DENVER — Denver Nuggets' head coach Michael Malone is 2-5 against his former employer in Sacramento and although storylines about Malone's turbulent run with the Kings flow unchecked whenever the two teams match up, Malone is over the drama that surrounds both parties.
Malone, who was fired from the Kings shortly into his second season in Sacramento, amassed a 28-54 record during his first year and got out to a 9-6 start in his sophomore season before All-Star DeMarcus Cousins came down with a case of viral meningitis. Without Cousins, the Kings struggled, lost seven of their next nine and Malone was promptly relieved of his duties.
The firing sent shockwaves throughout the league and the dismissal was ridiculed by countless parties across the NBA. Malone had developed a rare rapport with his star big man that few, including his immediate successors Tyrone Corbin and George Karl, were able to.
Nearly three years have passed since the unexpected firing but there's still obvious tension between Malone and the Sacramento organization. That was evident after Malone's first win over the Kings in six tries since he was named the Nuggets' head coach.
“I have 15 purple ties that will never be worn again,” Malone said after Denver's March 6 win over Sacramento last season. “It’s my wife’s favorite color and her and my two girls will never wear purple again. But they got to understand if I’m in the coaching business long enough, at some point, we’re just going to be wearing black."
Denver went 2-2 against Sacramento last year and although the foreseeable chatter around Malone's history with the Kings will rise to the surface whenever the two teams square off, it's not the same hot-button issue that it was a year ago.
Part of that has to do with the fact that Cousins is no longer in Sacramento. The three-time All-Star, who's a fan of Denver's head coach still to this day and publicly called his firing in 2014 "unexpected" and "emotional," was shipped South to New Orleans around last year's trade deadline. The other is that Malone was able to rack up two wins against the Kings last season — that monkey is now off his back.
"To finally get a win against your former team, it's always nice to get that under your belt," Malone said after Friday's practice. "But that's gone. I don't think there are any players on their roster anymore that I coached. I think it's a completely new team and I'm not worried about that whole drama storyline. I'm worried about us getting our first win of the season."
Cousins, who spent the better part of his first seven professional seasons in Sacramento, now makes his home in the Bayou. Other Kings' royalty like point guard Isaiah Thomas — a Malone favorite — has blown up since he left the organization and Rudy Gay is likely set to flourish this year in San Antonio. Shooting guard Ben McLemore, who was a rookie during Malone's inaugural season with the Kings, is in Memphis, Patrick Patterson is set to play an integral role with the Thunder this year, Nik Stauskas, Derrick Williams, and point guard Darren Collison are long gone too.
"I was feeling a lot of pressure last year," Malone joked. "It feels a lot different because DeMarcus is gone and that's no disrespect to their current players."

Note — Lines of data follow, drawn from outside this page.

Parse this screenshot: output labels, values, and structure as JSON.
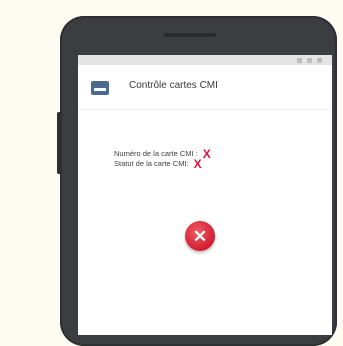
{
  "app": {
    "title": "Contrôle cartes CMI"
  },
  "info": {
    "card_number_label": "Numéro de la carte CMI :",
    "card_number_value": "X",
    "card_status_label": "Statut de la carte CMI:",
    "card_status_value": "X"
  },
  "icons": {
    "app_icon": "card-icon",
    "error_icon": "error-x-icon",
    "error_glyph": "✕"
  },
  "colors": {
    "error_red": "#e0113f",
    "app_icon": "#4a6a8f"
  }
}
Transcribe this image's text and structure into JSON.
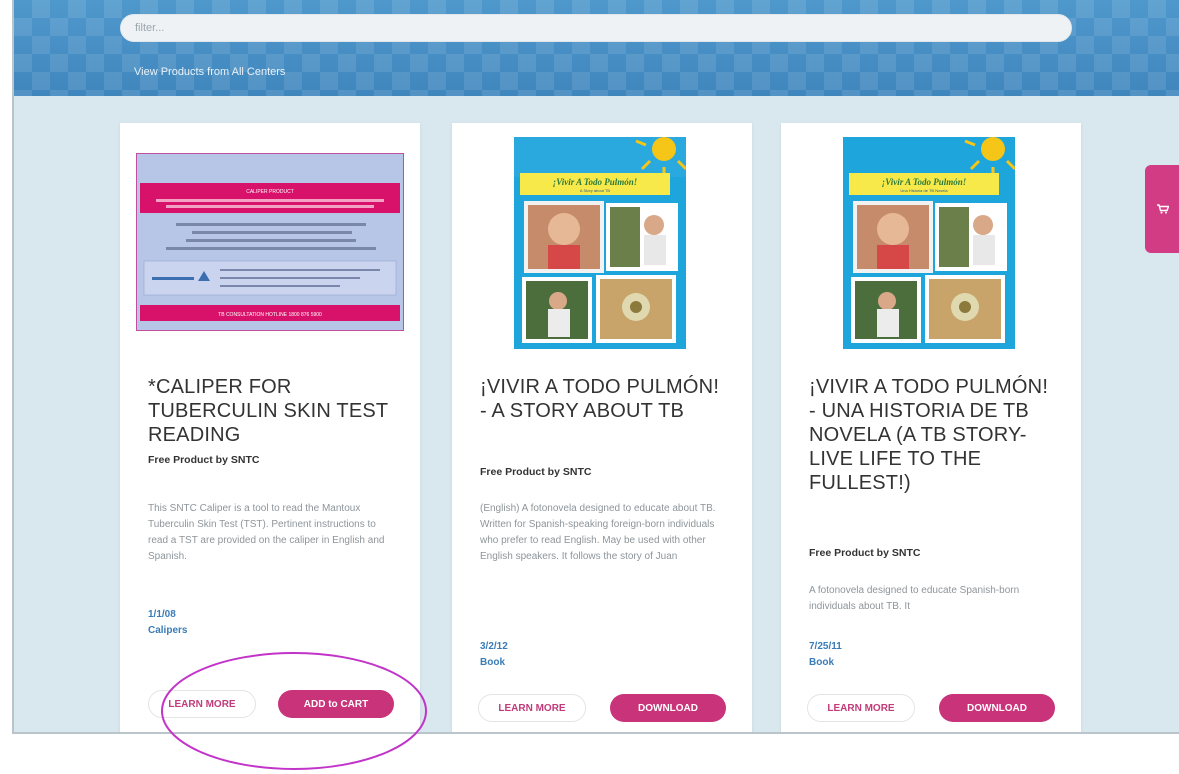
{
  "search": {
    "placeholder": "filter..."
  },
  "header": {
    "view_all_link": "View Products from All Centers"
  },
  "products": [
    {
      "title": "*CALIPER FOR TUBERCULIN SKIN TEST READING",
      "by": "Free Product by SNTC",
      "description": "This SNTC Caliper is a tool to read the Mantoux Tuberculin Skin Test (TST). Pertinent instructions to read a TST are provided on the caliper in English and Spanish.",
      "date": "1/1/08",
      "type": "Calipers",
      "learn_more": "LEARN MORE",
      "action": "ADD to CART"
    },
    {
      "title": "¡VIVIR A TODO PULMÓN! - A STORY ABOUT TB",
      "by": "Free Product by SNTC",
      "description": "(English) A fotonovela designed to educate about TB. Written for Spanish-speaking foreign-born individuals who prefer to read English. May be used with other English speakers. It follows the story of Juan",
      "date": "3/2/12",
      "type": "Book",
      "learn_more": "LEARN MORE",
      "action": "DOWNLOAD",
      "cover_title": "¡Vivir A Todo Pulmón!",
      "cover_subtitle": "A Story about TB"
    },
    {
      "title": "¡VIVIR A TODO PULMÓN! - UNA HISTORIA DE TB NOVELA (A TB STORY- LIVE LIFE TO THE FULLEST!)",
      "by": "Free Product by SNTC",
      "description": "A fotonovela designed to educate Spanish-born individuals about TB. It",
      "date": "7/25/11",
      "type": "Book",
      "learn_more": "LEARN MORE",
      "action": "DOWNLOAD",
      "cover_title": "¡Vivir A Todo Pulmón!",
      "cover_subtitle": "Una Historia de TB Novela"
    }
  ],
  "caliper_card": {
    "banner_top": "CALIPER PRODUCT",
    "banner_bottom": "TB CONSULTATION HOTLINE 1800 876 5900"
  },
  "colors": {
    "brand_pink": "#c8337a",
    "header_blue": "#4a93c8",
    "link_blue": "#3a7cb6",
    "page_bg": "#d9e7ef",
    "highlight": "#c233c9"
  },
  "icons": {
    "cart": "shopping-cart-icon"
  }
}
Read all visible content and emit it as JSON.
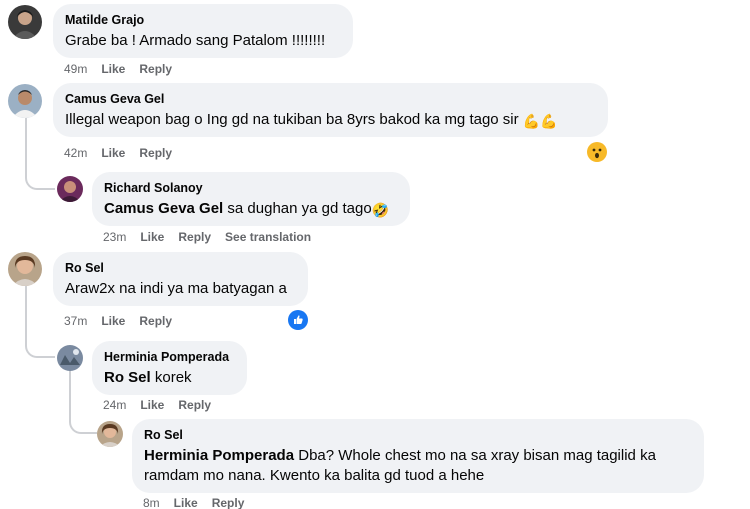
{
  "comments": [
    {
      "author": "Matilde Grajo",
      "text": "Grabe ba ! Armado sang Patalom !!!!!!!!",
      "time": "49m",
      "like": "Like",
      "reply": "Reply"
    },
    {
      "author": "Camus Geva Gel",
      "text": "Illegal weapon bag o Ing gd na tukiban ba 8yrs bakod ka mg tago sir",
      "emoji": "💪💪",
      "time": "42m",
      "like": "Like",
      "reply": "Reply",
      "reaction": "wow-reaction-icon",
      "replies": [
        {
          "author": "Richard Solanoy",
          "mention": "Camus Geva Gel",
          "text": " sa dughan ya gd tago",
          "emoji": "🤣",
          "time": "23m",
          "like": "Like",
          "reply": "Reply",
          "see_translation": "See translation"
        }
      ]
    },
    {
      "author": "Ro Sel",
      "text": "Araw2x na indi ya ma batyagan a",
      "time": "37m",
      "like": "Like",
      "reply": "Reply",
      "reaction": "like-reaction-icon",
      "replies": [
        {
          "author": "Herminia Pomperada",
          "mention": "Ro Sel",
          "text": " korek",
          "time": "24m",
          "like": "Like",
          "reply": "Reply"
        },
        {
          "author": "Ro Sel",
          "mention": "Herminia Pomperada",
          "text_line1": " Dba? Whole chest mo na sa xray bisan mag tagilid ka",
          "text_line2": "ramdam mo nana. Kwento ka balita gd tuod a hehe",
          "time": "8m",
          "like": "Like",
          "reply": "Reply"
        }
      ]
    }
  ],
  "colors": {
    "bubble": "#f0f2f5",
    "meta": "#65676b",
    "like_blue": "#1877f2",
    "wow_yellow": "#f7b928"
  }
}
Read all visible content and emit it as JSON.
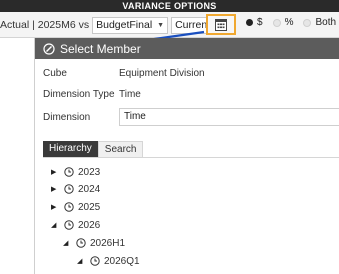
{
  "variance_options": {
    "title": "VARIANCE OPTIONS",
    "comparison_text": "Actual | 2025M6  vs",
    "scenario_select": "BudgetFinal",
    "version_select": "Current",
    "radio_dollar": "$",
    "radio_percent": "%",
    "radio_both": "Both",
    "selected_radio": "$",
    "highlight_color": "#f0a830"
  },
  "dialog": {
    "title": "Select Member",
    "cube_label": "Cube",
    "cube_value": "Equipment Division",
    "dimension_type_label": "Dimension Type",
    "dimension_type_value": "Time",
    "dimension_label": "Dimension",
    "dimension_value": "Time",
    "tabs": [
      "Hierarchy",
      "Search"
    ],
    "active_tab": "Hierarchy",
    "tree": [
      {
        "label": "2023",
        "expanded": false
      },
      {
        "label": "2024",
        "expanded": false
      },
      {
        "label": "2025",
        "expanded": false
      },
      {
        "label": "2026",
        "expanded": true
      },
      {
        "label": "2026H1",
        "expanded": true
      },
      {
        "label": "2026Q1",
        "expanded": true
      }
    ]
  }
}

Malone will look to move to 3-5 against Sacramento with a win in Denver's home opener Saturday. Standing in his way is fresh Kings' roster lined with rookies and a few veterans.
George Hill will likely draw the start at point guard, but backing him up is No. 7 overall pick De'Aaron Fox, who posted an impressive 14-point, four-rebound, five-assist line in his Kings' debut against Houston Wednesday night. Malone is a fan of the Kentucky product.
"I love him. Even watching him in college last year, going through the draft process and studying as many players as I could, I was a big fan of his," Malone said of Fox. "I think he has very good size but what I think separates him and even watching him against Houston in their season opener, is he's got an incredible motor, plays with great energy, and I think he's just a relentless young man. I have a lot of respect for his game. I think he's going to be a hell of a player in this league for a very long time."